[Element data from apps and pages]
►

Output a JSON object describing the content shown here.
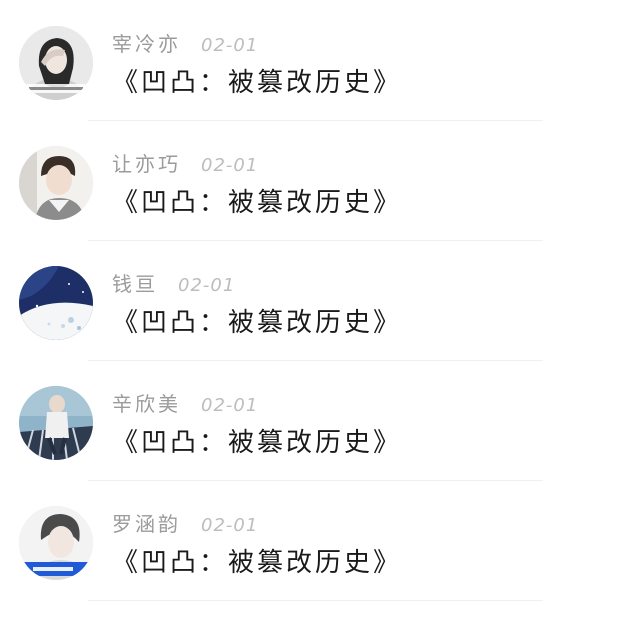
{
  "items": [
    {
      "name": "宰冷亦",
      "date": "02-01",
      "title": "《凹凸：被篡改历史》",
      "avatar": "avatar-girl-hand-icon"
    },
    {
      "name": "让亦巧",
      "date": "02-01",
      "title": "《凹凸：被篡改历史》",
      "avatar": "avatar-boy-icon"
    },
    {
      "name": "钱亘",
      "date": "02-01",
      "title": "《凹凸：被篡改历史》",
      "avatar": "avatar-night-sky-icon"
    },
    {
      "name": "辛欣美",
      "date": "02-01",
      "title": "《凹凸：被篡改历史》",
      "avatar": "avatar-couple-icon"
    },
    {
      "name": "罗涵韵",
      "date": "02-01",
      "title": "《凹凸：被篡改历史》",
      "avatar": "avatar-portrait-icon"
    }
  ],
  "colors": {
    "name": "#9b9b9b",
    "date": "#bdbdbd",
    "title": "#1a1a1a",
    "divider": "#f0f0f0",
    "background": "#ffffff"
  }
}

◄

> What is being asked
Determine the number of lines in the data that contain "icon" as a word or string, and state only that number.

> Output
5